- [Source records]
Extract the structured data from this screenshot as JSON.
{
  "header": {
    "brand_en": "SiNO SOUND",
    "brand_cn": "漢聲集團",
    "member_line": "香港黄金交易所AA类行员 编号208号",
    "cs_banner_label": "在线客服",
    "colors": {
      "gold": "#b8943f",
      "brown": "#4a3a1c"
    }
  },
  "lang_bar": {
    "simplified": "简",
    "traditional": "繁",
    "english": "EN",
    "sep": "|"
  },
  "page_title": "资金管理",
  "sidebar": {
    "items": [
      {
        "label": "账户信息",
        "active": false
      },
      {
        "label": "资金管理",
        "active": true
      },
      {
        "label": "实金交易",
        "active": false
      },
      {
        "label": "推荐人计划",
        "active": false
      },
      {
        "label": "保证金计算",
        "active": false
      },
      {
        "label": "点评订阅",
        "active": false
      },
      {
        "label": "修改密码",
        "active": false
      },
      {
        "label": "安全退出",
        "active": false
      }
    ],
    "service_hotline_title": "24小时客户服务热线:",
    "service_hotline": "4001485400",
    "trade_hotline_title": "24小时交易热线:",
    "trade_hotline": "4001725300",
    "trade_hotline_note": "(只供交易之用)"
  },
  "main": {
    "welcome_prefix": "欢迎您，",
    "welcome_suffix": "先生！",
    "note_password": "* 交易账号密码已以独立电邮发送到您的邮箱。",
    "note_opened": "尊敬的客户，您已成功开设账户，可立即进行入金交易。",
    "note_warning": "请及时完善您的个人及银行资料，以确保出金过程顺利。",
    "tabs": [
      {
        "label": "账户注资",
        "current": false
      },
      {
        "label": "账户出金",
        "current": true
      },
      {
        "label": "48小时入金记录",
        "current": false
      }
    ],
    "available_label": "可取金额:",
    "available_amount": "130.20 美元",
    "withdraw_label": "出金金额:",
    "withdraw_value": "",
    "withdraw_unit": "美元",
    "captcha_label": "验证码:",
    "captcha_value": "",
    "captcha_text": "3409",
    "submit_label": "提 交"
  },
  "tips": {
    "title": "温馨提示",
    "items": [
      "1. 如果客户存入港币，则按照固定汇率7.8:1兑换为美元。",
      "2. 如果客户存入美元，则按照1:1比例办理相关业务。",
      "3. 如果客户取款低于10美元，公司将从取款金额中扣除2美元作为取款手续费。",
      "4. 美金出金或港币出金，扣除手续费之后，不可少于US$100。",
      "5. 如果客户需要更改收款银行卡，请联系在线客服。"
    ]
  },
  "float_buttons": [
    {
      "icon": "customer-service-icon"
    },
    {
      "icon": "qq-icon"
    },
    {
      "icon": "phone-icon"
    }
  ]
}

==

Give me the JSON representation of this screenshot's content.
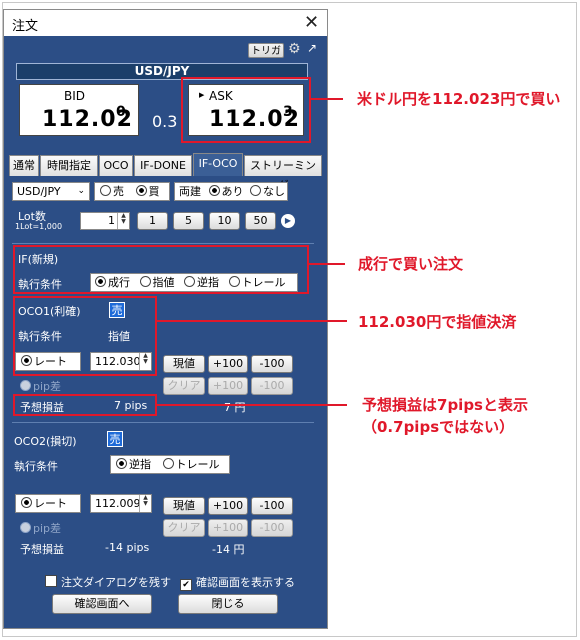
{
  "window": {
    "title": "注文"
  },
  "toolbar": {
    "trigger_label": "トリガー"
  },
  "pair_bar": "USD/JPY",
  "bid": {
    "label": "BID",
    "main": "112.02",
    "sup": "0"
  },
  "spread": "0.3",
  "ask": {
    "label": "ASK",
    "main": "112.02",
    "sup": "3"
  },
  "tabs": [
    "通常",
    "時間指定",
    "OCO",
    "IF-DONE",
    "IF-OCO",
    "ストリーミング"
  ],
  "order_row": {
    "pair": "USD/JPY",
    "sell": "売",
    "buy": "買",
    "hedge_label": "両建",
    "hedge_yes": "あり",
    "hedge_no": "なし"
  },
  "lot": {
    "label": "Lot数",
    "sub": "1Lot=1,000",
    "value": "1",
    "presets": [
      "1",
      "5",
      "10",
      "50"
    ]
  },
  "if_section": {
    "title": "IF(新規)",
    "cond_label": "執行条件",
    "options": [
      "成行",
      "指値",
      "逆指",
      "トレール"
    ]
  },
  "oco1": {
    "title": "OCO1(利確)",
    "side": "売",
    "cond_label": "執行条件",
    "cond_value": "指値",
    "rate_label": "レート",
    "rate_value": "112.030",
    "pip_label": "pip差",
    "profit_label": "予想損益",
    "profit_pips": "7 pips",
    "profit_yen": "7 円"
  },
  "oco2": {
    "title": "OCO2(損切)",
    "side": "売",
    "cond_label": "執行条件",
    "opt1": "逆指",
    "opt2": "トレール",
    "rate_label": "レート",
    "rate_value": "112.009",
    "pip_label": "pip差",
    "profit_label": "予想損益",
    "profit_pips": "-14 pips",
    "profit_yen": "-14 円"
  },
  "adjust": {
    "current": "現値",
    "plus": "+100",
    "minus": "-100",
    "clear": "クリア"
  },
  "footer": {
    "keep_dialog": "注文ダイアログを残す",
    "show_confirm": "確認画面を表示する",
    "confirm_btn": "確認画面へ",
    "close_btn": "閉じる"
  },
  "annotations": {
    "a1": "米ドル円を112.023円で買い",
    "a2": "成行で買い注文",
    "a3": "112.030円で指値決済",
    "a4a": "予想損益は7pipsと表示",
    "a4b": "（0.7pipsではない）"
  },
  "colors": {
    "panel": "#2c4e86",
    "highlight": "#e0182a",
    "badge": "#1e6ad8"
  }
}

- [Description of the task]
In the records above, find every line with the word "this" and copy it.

- [Expected output]
Extract the structured data from this screenshot as JSON.
Give me the JSON representation of this screenshot's content.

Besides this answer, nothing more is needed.